Massage therapy is far from being just a modern trend. It is one of the oldest therapies ever created. The history of massage therapy goes back to at least 3000 BCE in India, where it was used to heal injuries, alleviate pain and cure various illnesses along with diet, herbs, and other practices. Ancient Greek and Romans were also using massage for its therapeutic effects. In 1800, Swedish Dr.Per Henrik Ling created a special method to manage chronic pain. Over the years, this method was refined, as it is now known as the Swedish massage. It involves pressing, stroking, squeezing, and striking.
In the US, massage therapy had been used since early 1700. Women called “rubbers” were hired by doctors to treat musculoskeletal conditions with manual rubbing and friction. By the 1800s, these therapies became popular, being used along with hydrotherapy (or water therapy). There are many forms of massage and modalities used by modern massage therapists.
Are massages good for back pain?
Perhaps your healthcare provider recommended massage therapy. You may have health insurance coverage for massage and wonder if you could use it for back pain. Is it worth trying it, does it help?
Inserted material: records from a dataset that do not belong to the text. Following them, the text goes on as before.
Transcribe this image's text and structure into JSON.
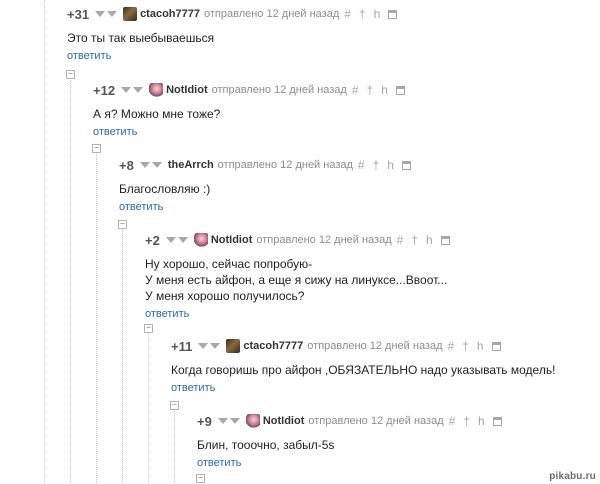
{
  "comments": [
    {
      "rating": "+31",
      "author": "ctacoh7777",
      "avatar": "ctacoh-avatar",
      "meta": "отправлено 12 дней назад",
      "lines": [
        "Это ты так выебываешься"
      ],
      "reply": "ответить"
    },
    {
      "rating": "+12",
      "author": "NotIdiot",
      "avatar": "notidiot-avatar",
      "meta": "отправлено 12 дней назад",
      "lines": [
        "А я? Можно мне тоже?"
      ],
      "reply": "ответить"
    },
    {
      "rating": "+8",
      "author": "theArrch",
      "avatar": "",
      "meta": "отправлено 12 дней назад",
      "lines": [
        "Благословляю :)"
      ],
      "reply": "ответить"
    },
    {
      "rating": "+2",
      "author": "NotIdiot",
      "avatar": "notidiot-avatar",
      "meta": "отправлено 12 дней назад",
      "lines": [
        "Ну хорошо, сейчас попробую-",
        "У меня есть айфон, а еще я сижу на линуксе...Ввоот...",
        "У меня хорошо получилось?"
      ],
      "reply": "ответить"
    },
    {
      "rating": "+11",
      "author": "ctacoh7777",
      "avatar": "ctacoh-avatar",
      "meta": "отправлено 12 дней назад",
      "lines": [
        "Когда говоришь про айфон ,ОБЯЗАТЕЛЬНО надо указывать модель!"
      ],
      "reply": "ответить"
    },
    {
      "rating": "+9",
      "author": "NotIdiot",
      "avatar": "notidiot-avatar",
      "meta": "отправлено 12 дней назад",
      "lines": [
        "Блин, тооочно, забыл-5s"
      ],
      "reply": "ответить"
    }
  ],
  "tool_icons": [
    "hash-icon",
    "pin-icon",
    "link-icon",
    "save-icon"
  ],
  "watermark": "pikabu.ru",
  "colors": {
    "reply_link": "#2a6aa8",
    "meta": "#8d8d8d",
    "guide": "#c9c9c9"
  }
}
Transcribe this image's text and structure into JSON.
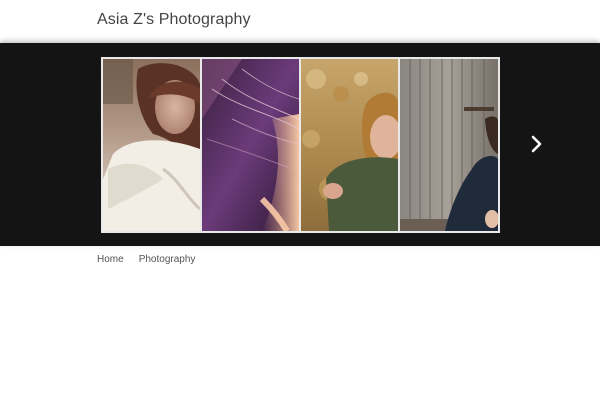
{
  "header": {
    "site_title": "Asia Z's Photography"
  },
  "slider": {
    "photos": [
      {
        "subject": "woman in white dress"
      },
      {
        "subject": "windblown hair close-up"
      },
      {
        "subject": "woman in green sweater outdoors"
      },
      {
        "subject": "figure by weathered wooden door"
      }
    ],
    "next_icon": "chevron-right-icon"
  },
  "nav": {
    "items": [
      {
        "label": "Home"
      },
      {
        "label": "Photography"
      }
    ]
  },
  "colors": {
    "slider_background": "#141414",
    "page_background": "#ffffff",
    "title_text": "#444444",
    "nav_text": "#555555"
  }
}
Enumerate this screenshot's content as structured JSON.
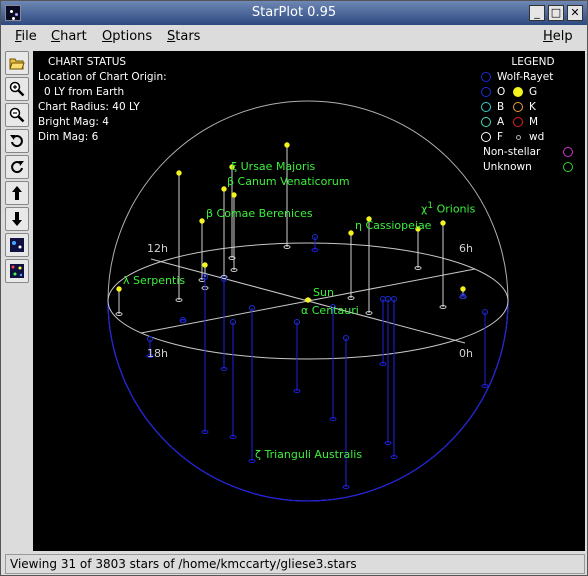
{
  "window": {
    "title": "StarPlot 0.95",
    "min_glyph": "_",
    "max_glyph": "□",
    "close_glyph": "✕"
  },
  "menu": {
    "file": "File",
    "chart": "Chart",
    "options": "Options",
    "stars": "Stars",
    "help": "Help"
  },
  "chart_status": {
    "heading": "CHART STATUS",
    "origin_label": "Location of Chart Origin:",
    "origin_value": "0 LY from Earth",
    "radius": "Chart Radius: 40 LY",
    "bright_mag": "Bright Mag: 4",
    "dim_mag": "Dim Mag: 6"
  },
  "legend": {
    "heading": "LEGEND",
    "wolf_rayet": "Wolf-Rayet",
    "o": "O",
    "g": "G",
    "b": "B",
    "k": "K",
    "a": "A",
    "m": "M",
    "f": "F",
    "wd": "wd",
    "non_stellar": "Non-stellar",
    "unknown": "Unknown",
    "colors": {
      "wolf_rayet": "#1a2dd8",
      "o": "#1a2dd8",
      "g": "#f5f51e",
      "b": "#3ad0d0",
      "k": "#e8a040",
      "a": "#44e0c0",
      "m": "#e02020",
      "f": "#ffffff",
      "wd": "#b0b0b0",
      "non_stellar": "#d030d0",
      "unknown": "#30d030"
    }
  },
  "ra_labels": {
    "r12h": "12h",
    "r6h": "6h",
    "r18h": "18h",
    "r0h": "0h"
  },
  "star_labels": {
    "xi_uma": "ξ Ursae Majoris",
    "beta_cvn": "β Canum Venaticorum",
    "beta_com": "β Comae Berenices",
    "eta_cas": "η Cassiopeiae",
    "chi1_ori": "χ",
    "chi1_sup": "1",
    "chi1_rest": " Orionis",
    "lambda_ser": "λ Serpentis",
    "sun": "Sun",
    "alpha_cen": "α Centauri",
    "zeta_tra": "ζ Trianguli Australis"
  },
  "status_bar": "Viewing 31 of 3803 stars of /home/kmccarty/gliese3.stars"
}
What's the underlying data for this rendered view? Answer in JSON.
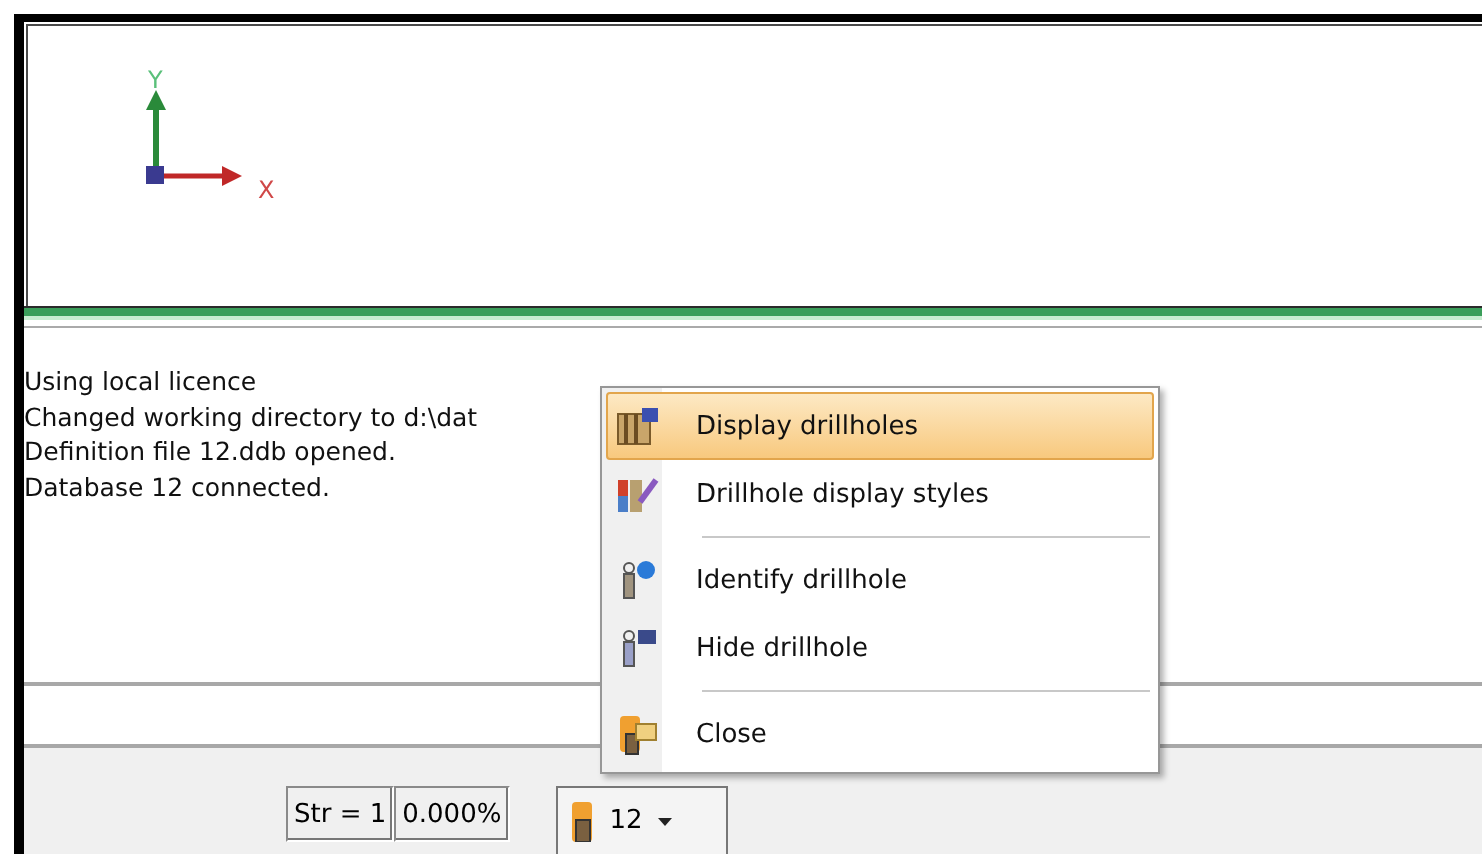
{
  "viewport": {
    "axis_labels": {
      "y": "Y",
      "x": "X"
    }
  },
  "log": {
    "lines": [
      "Using local licence",
      "Changed working directory to d:\\dat",
      "Definition file 12.ddb opened.",
      "Database 12 connected."
    ]
  },
  "status_bar": {
    "string_field": "Str = 1",
    "percent_field": "0.000%",
    "database_button": {
      "label": "12"
    }
  },
  "context_menu": {
    "items": [
      {
        "kind": "item",
        "label": "Display drillholes",
        "selected": true
      },
      {
        "kind": "item",
        "label": "Drillhole display styles",
        "selected": false
      },
      {
        "kind": "separator"
      },
      {
        "kind": "item",
        "label": "Identify drillhole",
        "selected": false
      },
      {
        "kind": "item",
        "label": "Hide drillhole",
        "selected": false
      },
      {
        "kind": "separator"
      },
      {
        "kind": "item",
        "label": "Close",
        "selected": false
      }
    ]
  }
}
Massage therapy can help manage low back pain in several ways. It improves blood and lymphatic circulation, reduces muscle tension and inflammation, and promotes quicker healing. Massage therapy may also improve range of motion and help prevent future injuries to the low back. This therapy is relaxing mentally as well, as it promotes the release of endorphins. All these benefits lead to a better sleep quality, which further supports faster recovery.
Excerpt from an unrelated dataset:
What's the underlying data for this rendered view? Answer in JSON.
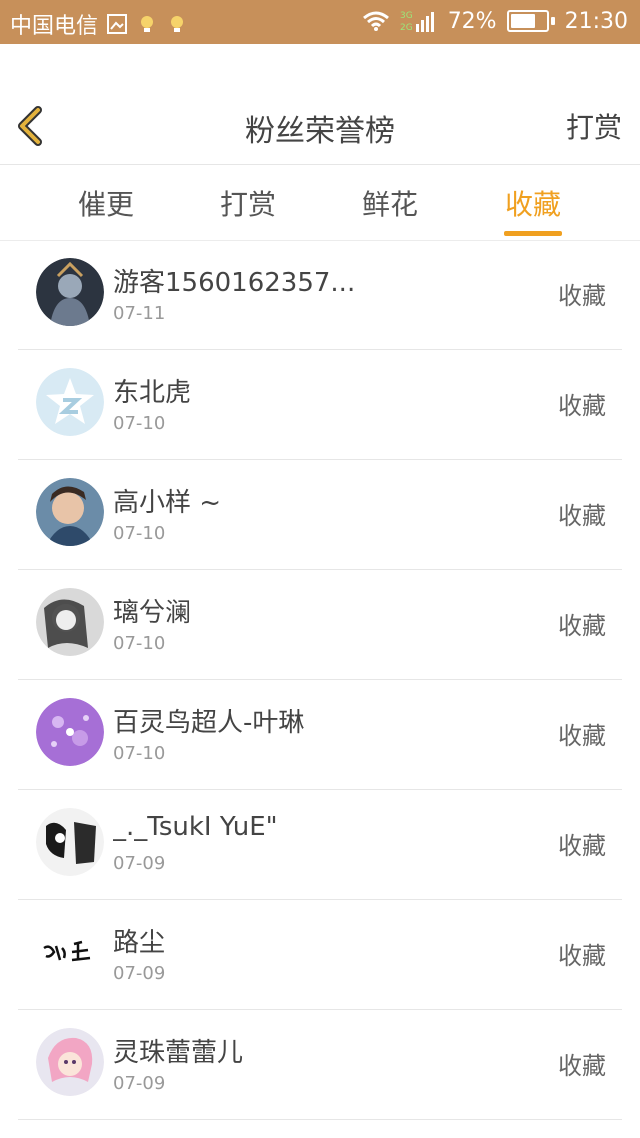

Studies found that massage therapy is a great tool for various conditions associated with pain: low back pain, neck pain, arthritis-related knee pain, pelvic pain, hand pain associated with carpal tunnel syndrome, fibromyalgia, labor pain, pain caused by sports injuries, and cancer-related pain. Beyond helping manage pain, massage therapy is beneficial for those with heart disease and high blood pressure, various autoimmune diseases, and brain degenerative conditions.
Based on a 2002 review of multiple research studies, massage might be beneficial for those with low back pain (subacute and chronic nonspecific low back pain), especially when combined with an exercise program and education.
How does massage therapy compare with no treatment at all or other modalities? According to research, massage works better than an inert treatment, may have more benefits than acupuncture, comparable efficacy with exercise and corsets, but is less effective than manipulation or transcutaneous electrical nerve stimulation (TENS).
Can massage make back pain worse?
While many people experience pain relief from massage and research studies support the benefits of this therapy, other people don’t. They either don’t feel any improvement or the pain may actually get worse. Why is that?
For best results, get a massage for an experienced, registered massage therapist rather than your partner. Registered therapists have in-depth training and knowledge on the best ways to manage back pain in a safe way.
Always tell the therapist if you are feeling uncomfortable or the pain is getting worse during the massage session.
Some people are more sensitive to pain than others. Some may have higher levels of inflammation in the body than others. In both cases, a deep tissue massage may hurt and aggravate the pain, but they could benefit from light pressure massage.
Some research suggests that chronic low back pain is more complex than previously thought and different cases will require different treatment approaches. One study suggests that individuals who have depression may feel the back pain aggravated after massage. The study compared the benefits of massage versus mental relaxation in 129 participants with chronic low back pain. Many of them also suffered from depression. One group received a 30-minute massage once or twice weekly. The second group listened to a mental relaxation tape two times a week. During the five-week treatment, those who received massage experienced significant improvement in muscle pain, mental energy, and self-rated health. However, three months later, during a follow-up, the massage group reported their pain got significantly worse. The worsening of muscle pain was also associated with a depressed mood. On the other hand, those who listened to the relaxation tape did not feel aggravation of the symptoms.